Dan Rhatigan tells us everything we needed to know about Variable Fonts, which are still in the early days of conception, but that isn’t stopping people from experimenting and pushing the boundaries.
Variable fonts are a way of taking many, many, many styles within a typeface family—from very lightweight to very bold weight, from wide to skinny—and packaging them all up into one small file. You’re not just saving space, you’re also getting access to all of the possible weights and sizes on the spectrum of a font. That includes more than the names you would choose from a font menu like bold or light. But how does it work?
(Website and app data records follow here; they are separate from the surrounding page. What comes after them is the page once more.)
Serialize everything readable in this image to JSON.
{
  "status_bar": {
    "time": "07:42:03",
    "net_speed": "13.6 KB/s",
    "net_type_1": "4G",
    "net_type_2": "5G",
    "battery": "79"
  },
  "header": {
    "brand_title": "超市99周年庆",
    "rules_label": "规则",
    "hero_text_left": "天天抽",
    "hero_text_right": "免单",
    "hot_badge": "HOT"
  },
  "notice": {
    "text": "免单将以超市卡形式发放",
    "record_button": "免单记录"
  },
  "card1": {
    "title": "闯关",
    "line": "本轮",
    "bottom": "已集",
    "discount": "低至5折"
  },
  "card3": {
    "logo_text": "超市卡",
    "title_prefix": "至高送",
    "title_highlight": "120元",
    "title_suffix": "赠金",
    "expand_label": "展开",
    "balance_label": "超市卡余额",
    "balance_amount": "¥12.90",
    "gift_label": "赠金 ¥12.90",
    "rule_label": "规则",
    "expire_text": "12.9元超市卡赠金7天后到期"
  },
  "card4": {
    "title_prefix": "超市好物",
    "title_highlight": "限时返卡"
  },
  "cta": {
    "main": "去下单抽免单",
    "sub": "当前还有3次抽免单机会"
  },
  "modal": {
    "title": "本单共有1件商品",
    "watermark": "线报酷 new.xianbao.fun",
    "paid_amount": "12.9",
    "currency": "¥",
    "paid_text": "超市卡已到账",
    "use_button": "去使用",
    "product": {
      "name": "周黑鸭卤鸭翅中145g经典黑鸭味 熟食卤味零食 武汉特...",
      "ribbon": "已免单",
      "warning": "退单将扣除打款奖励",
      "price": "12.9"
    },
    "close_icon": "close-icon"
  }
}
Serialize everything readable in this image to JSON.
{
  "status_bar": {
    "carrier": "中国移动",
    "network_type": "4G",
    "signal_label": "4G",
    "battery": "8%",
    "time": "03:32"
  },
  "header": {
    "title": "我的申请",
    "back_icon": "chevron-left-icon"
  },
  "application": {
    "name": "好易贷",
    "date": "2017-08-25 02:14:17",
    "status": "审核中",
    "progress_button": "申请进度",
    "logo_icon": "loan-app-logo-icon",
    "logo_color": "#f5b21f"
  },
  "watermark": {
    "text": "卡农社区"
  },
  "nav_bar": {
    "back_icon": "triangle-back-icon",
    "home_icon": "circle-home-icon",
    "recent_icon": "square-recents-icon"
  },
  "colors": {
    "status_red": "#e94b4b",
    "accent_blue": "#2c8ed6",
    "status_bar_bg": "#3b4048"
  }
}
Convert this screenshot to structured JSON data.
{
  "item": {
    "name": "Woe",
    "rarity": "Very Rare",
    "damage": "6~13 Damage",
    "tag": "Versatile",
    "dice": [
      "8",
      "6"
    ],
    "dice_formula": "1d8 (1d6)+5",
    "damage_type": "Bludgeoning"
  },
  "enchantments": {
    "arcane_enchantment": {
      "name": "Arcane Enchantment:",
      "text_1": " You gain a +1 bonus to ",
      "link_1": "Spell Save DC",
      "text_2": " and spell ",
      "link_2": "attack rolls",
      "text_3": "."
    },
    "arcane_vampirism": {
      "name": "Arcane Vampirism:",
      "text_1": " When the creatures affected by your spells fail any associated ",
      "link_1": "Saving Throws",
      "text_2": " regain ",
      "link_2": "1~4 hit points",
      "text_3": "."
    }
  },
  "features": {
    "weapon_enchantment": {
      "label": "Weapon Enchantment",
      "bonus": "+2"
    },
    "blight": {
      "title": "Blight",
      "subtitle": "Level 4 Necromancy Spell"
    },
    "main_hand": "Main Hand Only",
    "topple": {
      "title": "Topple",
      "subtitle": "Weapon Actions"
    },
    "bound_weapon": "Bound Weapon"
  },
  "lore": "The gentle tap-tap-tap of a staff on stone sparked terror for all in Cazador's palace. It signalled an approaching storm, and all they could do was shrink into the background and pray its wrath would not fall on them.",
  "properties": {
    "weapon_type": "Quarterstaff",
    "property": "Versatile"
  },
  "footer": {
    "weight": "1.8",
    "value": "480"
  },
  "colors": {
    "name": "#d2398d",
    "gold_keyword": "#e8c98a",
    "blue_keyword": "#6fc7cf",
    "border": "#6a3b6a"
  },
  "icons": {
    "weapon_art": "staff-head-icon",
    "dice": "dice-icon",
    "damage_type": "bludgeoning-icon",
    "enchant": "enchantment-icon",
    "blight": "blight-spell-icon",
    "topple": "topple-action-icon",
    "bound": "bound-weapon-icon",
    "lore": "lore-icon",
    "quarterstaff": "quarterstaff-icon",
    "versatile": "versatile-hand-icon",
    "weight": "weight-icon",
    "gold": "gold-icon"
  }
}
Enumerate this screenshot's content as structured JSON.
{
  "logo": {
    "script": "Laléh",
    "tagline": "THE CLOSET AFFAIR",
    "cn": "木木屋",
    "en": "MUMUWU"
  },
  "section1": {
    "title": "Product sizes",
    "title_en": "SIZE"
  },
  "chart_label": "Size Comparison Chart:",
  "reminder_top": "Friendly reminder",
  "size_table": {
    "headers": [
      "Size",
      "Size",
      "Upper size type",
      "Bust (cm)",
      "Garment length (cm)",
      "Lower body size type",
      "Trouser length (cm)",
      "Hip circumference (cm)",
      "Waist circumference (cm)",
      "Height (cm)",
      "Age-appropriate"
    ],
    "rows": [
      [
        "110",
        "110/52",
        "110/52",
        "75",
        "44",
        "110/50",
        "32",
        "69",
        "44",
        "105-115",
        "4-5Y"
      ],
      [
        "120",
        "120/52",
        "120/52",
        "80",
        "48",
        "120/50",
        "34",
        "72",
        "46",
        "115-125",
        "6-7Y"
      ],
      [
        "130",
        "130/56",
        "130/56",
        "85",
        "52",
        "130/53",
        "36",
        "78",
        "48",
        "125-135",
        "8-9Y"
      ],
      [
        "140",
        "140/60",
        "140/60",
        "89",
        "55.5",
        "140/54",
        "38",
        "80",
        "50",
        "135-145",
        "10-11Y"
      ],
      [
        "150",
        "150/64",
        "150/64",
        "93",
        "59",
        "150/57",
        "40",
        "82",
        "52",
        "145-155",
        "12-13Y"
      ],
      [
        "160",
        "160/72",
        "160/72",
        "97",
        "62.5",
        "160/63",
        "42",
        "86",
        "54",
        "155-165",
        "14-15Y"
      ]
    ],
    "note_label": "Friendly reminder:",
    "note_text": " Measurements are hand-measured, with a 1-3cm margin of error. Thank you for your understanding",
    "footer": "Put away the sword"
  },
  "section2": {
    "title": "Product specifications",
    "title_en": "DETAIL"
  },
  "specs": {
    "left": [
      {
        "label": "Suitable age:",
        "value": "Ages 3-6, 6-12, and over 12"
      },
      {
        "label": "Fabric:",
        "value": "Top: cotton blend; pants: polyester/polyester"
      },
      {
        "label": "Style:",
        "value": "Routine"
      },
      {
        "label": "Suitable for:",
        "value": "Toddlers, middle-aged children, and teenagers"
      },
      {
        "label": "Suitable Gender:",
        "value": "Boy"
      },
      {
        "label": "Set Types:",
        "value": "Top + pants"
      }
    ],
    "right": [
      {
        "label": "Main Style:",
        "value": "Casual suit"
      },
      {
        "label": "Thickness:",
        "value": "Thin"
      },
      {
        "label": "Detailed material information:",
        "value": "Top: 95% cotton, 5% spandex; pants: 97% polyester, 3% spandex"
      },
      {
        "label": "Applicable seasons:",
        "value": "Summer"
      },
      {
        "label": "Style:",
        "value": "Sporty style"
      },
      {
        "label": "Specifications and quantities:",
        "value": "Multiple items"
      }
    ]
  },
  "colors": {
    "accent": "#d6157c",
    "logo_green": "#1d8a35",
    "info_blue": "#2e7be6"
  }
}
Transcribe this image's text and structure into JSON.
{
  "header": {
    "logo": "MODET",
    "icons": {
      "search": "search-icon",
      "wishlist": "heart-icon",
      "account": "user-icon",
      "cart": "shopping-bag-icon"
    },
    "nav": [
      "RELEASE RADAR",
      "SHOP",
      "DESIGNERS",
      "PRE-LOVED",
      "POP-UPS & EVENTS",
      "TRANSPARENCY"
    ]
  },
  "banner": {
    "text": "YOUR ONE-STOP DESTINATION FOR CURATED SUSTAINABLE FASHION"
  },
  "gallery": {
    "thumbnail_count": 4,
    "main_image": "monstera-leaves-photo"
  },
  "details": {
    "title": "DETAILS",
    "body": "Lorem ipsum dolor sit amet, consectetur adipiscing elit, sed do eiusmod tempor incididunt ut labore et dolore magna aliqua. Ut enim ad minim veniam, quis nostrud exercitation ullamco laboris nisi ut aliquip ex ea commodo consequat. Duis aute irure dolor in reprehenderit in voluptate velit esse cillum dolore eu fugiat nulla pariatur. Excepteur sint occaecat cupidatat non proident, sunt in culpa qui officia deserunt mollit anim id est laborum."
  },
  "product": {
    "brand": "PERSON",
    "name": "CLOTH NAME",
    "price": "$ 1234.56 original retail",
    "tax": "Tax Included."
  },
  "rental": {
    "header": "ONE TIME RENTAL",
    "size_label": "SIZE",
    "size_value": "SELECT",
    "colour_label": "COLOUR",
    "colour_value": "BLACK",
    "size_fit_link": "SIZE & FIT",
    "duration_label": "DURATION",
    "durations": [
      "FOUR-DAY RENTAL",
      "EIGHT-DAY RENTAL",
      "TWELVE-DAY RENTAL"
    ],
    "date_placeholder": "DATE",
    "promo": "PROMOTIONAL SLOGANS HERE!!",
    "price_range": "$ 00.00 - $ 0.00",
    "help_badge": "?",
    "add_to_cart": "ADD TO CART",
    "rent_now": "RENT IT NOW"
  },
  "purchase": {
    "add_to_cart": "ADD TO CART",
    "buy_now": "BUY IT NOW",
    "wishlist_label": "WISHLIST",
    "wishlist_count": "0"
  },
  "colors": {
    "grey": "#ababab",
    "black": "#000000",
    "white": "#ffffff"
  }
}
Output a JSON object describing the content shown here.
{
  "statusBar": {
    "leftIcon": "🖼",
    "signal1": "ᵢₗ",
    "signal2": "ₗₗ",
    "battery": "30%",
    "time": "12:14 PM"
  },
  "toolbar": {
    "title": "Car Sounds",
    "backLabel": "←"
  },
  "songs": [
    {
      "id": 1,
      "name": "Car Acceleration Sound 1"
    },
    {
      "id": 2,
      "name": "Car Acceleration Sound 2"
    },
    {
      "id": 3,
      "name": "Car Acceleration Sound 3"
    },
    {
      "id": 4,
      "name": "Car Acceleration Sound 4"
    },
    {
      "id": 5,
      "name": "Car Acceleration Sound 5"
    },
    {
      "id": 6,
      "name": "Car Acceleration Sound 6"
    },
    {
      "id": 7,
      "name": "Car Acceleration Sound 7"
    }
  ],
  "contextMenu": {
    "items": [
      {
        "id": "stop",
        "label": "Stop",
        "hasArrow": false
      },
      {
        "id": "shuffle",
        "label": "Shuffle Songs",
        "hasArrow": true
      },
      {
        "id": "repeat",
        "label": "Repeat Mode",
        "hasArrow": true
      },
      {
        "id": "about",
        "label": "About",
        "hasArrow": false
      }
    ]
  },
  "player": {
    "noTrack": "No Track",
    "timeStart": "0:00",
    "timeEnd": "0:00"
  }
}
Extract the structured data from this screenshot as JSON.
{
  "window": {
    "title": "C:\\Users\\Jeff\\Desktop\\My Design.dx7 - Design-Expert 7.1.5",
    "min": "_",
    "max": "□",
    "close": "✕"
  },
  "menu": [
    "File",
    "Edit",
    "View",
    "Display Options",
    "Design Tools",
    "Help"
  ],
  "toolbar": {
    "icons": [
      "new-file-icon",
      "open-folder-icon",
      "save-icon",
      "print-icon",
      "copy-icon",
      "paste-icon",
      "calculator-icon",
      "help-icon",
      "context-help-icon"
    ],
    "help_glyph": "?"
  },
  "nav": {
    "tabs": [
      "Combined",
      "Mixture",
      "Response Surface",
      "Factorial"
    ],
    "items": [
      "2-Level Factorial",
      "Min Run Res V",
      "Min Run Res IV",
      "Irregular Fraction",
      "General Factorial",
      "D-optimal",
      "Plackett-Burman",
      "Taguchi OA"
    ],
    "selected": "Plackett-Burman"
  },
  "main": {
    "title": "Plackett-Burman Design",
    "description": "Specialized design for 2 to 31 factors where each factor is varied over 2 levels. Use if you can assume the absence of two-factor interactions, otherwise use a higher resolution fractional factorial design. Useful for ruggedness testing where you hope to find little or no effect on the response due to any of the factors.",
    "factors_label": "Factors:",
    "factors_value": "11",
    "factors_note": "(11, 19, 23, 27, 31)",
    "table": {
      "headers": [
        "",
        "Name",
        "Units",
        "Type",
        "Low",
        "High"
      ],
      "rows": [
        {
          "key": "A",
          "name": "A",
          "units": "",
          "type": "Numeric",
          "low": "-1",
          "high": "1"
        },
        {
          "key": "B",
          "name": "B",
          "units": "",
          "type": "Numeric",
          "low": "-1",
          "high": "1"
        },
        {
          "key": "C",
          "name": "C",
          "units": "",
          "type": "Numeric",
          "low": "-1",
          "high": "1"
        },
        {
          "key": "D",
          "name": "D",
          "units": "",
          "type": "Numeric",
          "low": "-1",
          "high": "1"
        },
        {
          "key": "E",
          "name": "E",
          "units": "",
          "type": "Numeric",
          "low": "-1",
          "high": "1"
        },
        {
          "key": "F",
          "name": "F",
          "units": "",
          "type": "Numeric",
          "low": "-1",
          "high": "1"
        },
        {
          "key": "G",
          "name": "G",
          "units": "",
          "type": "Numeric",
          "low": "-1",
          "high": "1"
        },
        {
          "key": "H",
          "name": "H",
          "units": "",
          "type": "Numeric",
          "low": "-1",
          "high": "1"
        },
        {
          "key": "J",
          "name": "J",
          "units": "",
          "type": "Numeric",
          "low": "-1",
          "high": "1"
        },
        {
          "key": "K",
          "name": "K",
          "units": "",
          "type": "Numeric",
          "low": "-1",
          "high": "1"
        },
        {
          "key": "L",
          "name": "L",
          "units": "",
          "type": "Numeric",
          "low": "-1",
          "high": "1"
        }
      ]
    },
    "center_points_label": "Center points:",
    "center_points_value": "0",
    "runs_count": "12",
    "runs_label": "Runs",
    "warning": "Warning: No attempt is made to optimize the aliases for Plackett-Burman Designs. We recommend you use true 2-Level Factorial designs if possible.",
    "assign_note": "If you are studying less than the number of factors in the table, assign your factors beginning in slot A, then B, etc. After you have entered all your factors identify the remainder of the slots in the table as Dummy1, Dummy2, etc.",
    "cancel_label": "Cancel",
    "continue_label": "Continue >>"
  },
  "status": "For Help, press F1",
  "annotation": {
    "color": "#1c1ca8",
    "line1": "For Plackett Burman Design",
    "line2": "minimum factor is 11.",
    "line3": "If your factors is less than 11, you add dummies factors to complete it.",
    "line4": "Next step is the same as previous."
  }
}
Basically, “it’s a more complicated and sophisticated version of a font file. But it’s still just a font file and will behave on any operating system that can support it,” says Rhatigan. Variable fonts are based in formulas like any other font file. “In terms of how it knows what it can do, that’s where the applications will come in and be able to register, ‘oh, these are all possibilities within one file,’ rather than having to specify a different file to get a different style.”